*Description of the task*: Find every line in the records that holds the string "JSON". Copy each one.
>>>>>
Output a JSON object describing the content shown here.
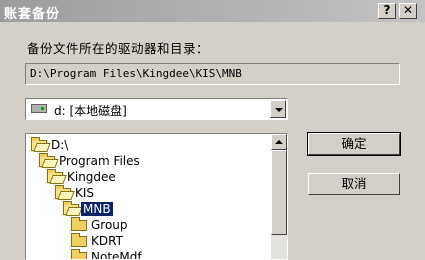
{
  "window": {
    "title": "账套备份",
    "help_glyph": "?",
    "close_glyph": "✕"
  },
  "prompt_label": "备份文件所在的驱动器和目录：",
  "path_value": "D:\\Program Files\\Kingdee\\KIS\\MNB",
  "drive": {
    "selected": "d: [本地磁盘]",
    "icon": "hard-drive-icon"
  },
  "folder_tree": [
    {
      "label": "D:\\",
      "open": true,
      "selected": false
    },
    {
      "label": "Program Files",
      "open": true,
      "selected": false
    },
    {
      "label": "Kingdee",
      "open": true,
      "selected": false
    },
    {
      "label": "KIS",
      "open": true,
      "selected": false
    },
    {
      "label": "MNB",
      "open": true,
      "selected": true
    },
    {
      "label": "Group",
      "open": false,
      "selected": false
    },
    {
      "label": "KDRT",
      "open": false,
      "selected": false
    },
    {
      "label": "NoteMdf",
      "open": false,
      "selected": false
    }
  ],
  "buttons": {
    "ok": "确定",
    "cancel": "取消"
  }
}
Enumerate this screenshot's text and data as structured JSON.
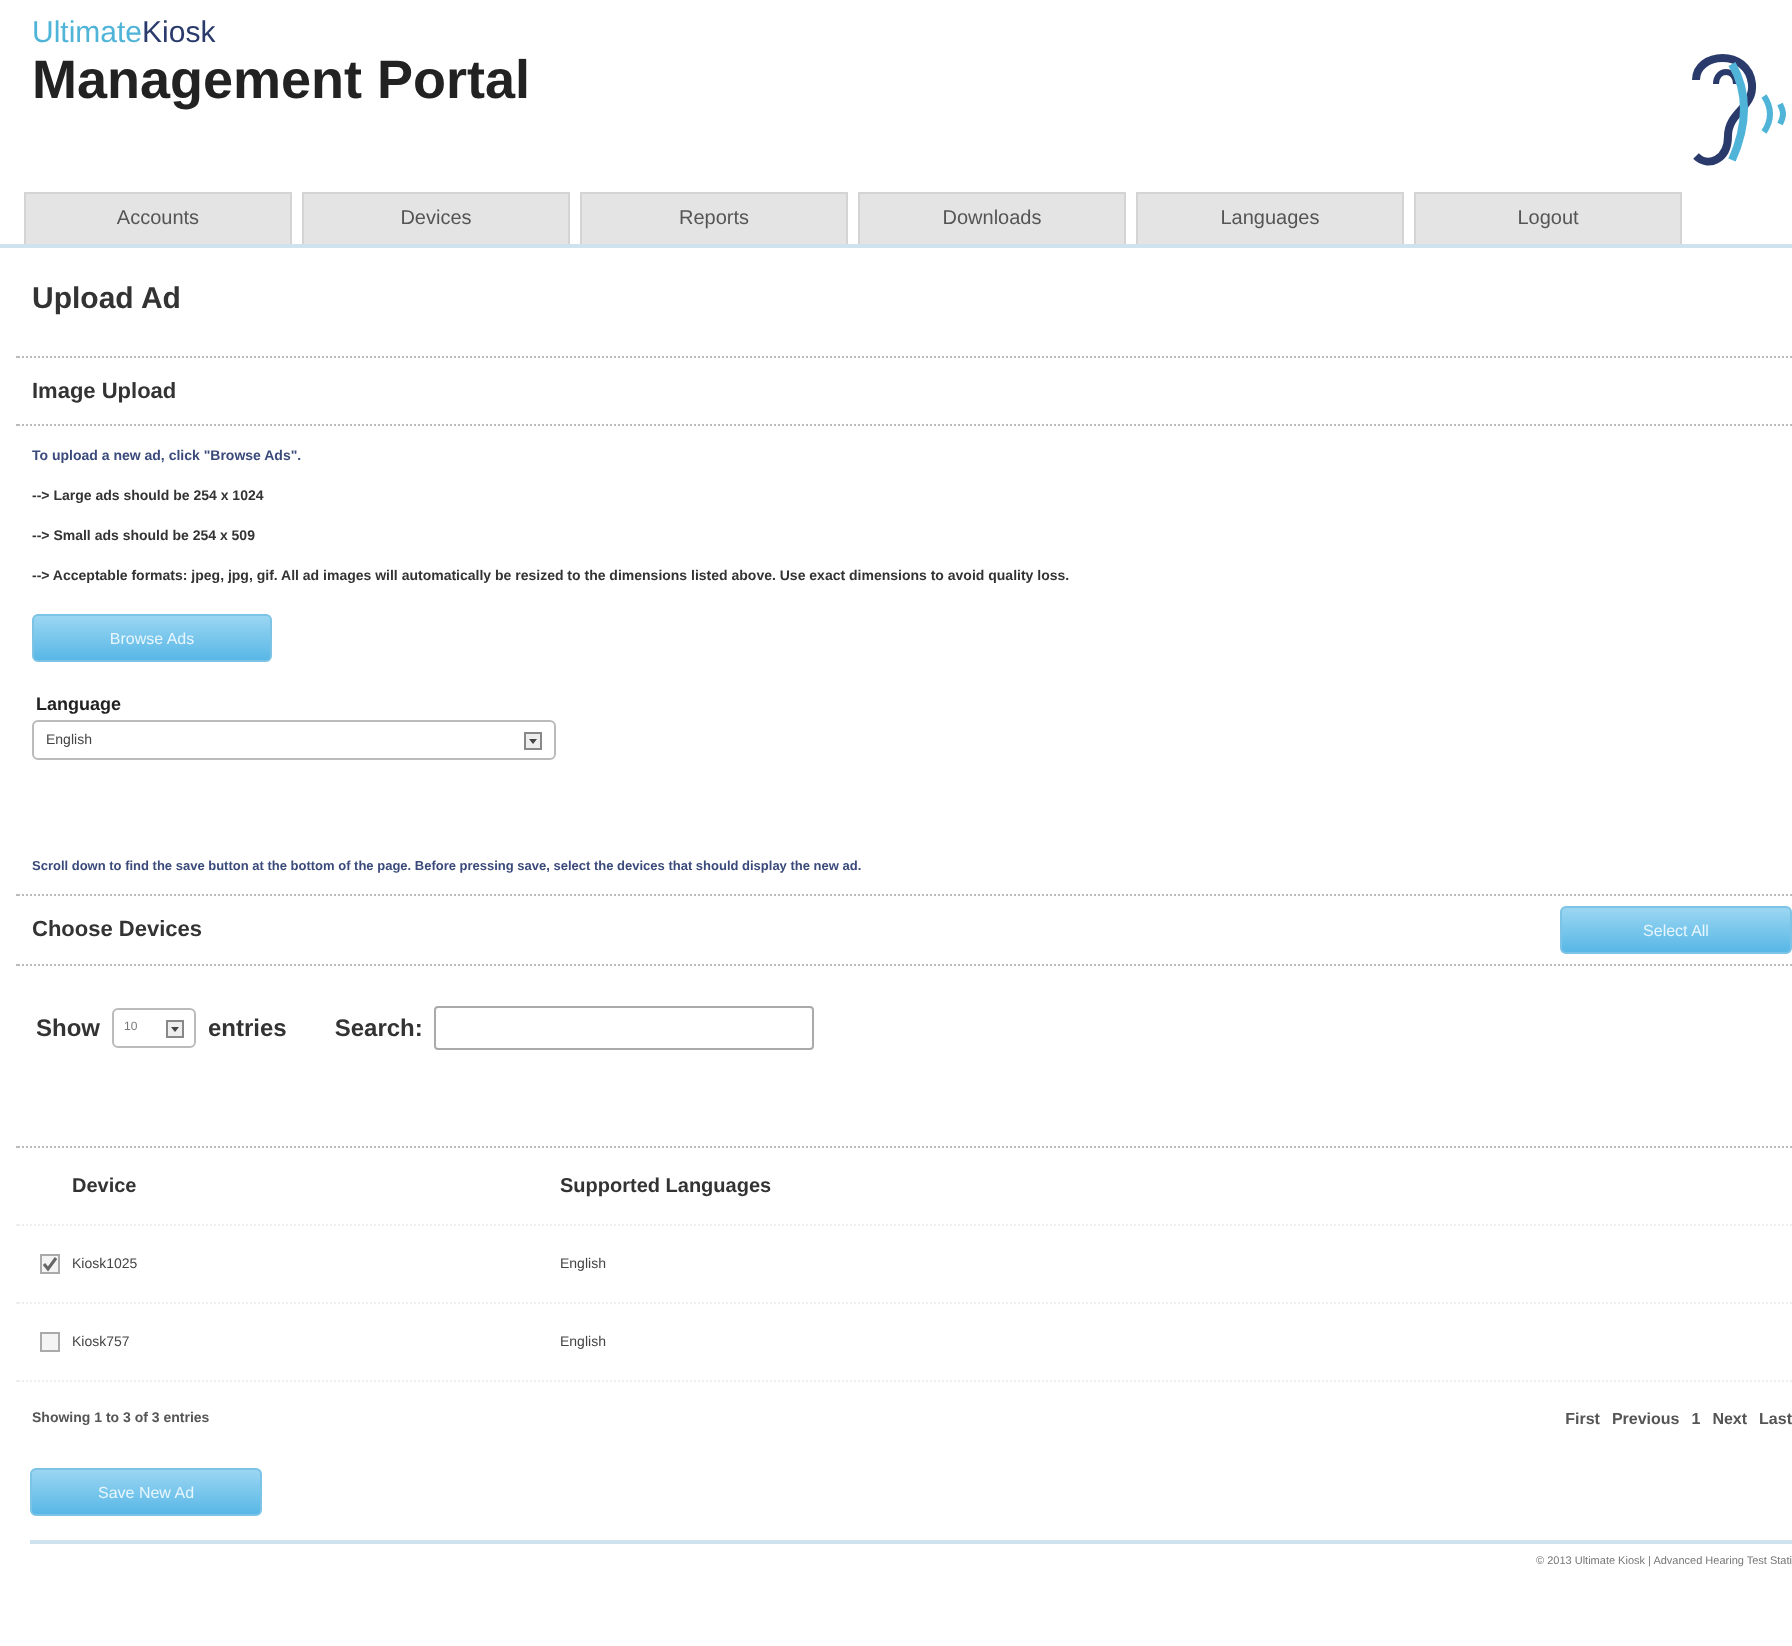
{
  "header": {
    "brand_light": "Ultimate",
    "brand_dark": "Kiosk",
    "title": "Management Portal"
  },
  "tabs": [
    {
      "label": "Accounts",
      "selected": false
    },
    {
      "label": "Devices",
      "selected": false
    },
    {
      "label": "Reports",
      "selected": false
    },
    {
      "label": "Downloads",
      "selected": false
    },
    {
      "label": "Languages",
      "selected": false
    },
    {
      "label": "Logout",
      "selected": false
    }
  ],
  "page_title": "Upload Ad",
  "image_upload": {
    "heading": "Image Upload",
    "intro": "To upload a new ad, click \"Browse Ads\".",
    "notes": [
      "--> Large ads should be 254 x 1024",
      "--> Small ads should be 254 x 509",
      "--> Acceptable formats: jpeg, jpg, gif. All ad images will automatically be resized to the dimensions listed above. Use exact dimensions to avoid quality loss."
    ],
    "browse_button": "Browse Ads",
    "language_label": "Language",
    "language_value": "English"
  },
  "instructions": "Scroll down to find the save button at the bottom of the page. Before pressing save, select the devices that should display the new ad.",
  "choose_devices": {
    "heading": "Choose Devices",
    "select_all_button": "Select All",
    "show_label": "Show",
    "page_size": "10",
    "entries_label": "entries",
    "search_label": "Search:",
    "columns": [
      "Device",
      "Supported Languages"
    ],
    "rows": [
      {
        "device": "Kiosk1025",
        "languages": "English",
        "checked": true
      },
      {
        "device": "Kiosk757",
        "languages": "English",
        "checked": false
      }
    ],
    "info": "Showing 1 to 3 of 3 entries",
    "pagination": [
      "First",
      "Previous",
      "1",
      "Next",
      "Last"
    ]
  },
  "save_button": "Save New Ad",
  "footer": "© 2013 Ultimate Kiosk | Advanced Hearing Test Stati"
}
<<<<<
*Written response*:
Output a JSON object describing the content shown here.
Enumerate this screenshot's text and data as structured JSON.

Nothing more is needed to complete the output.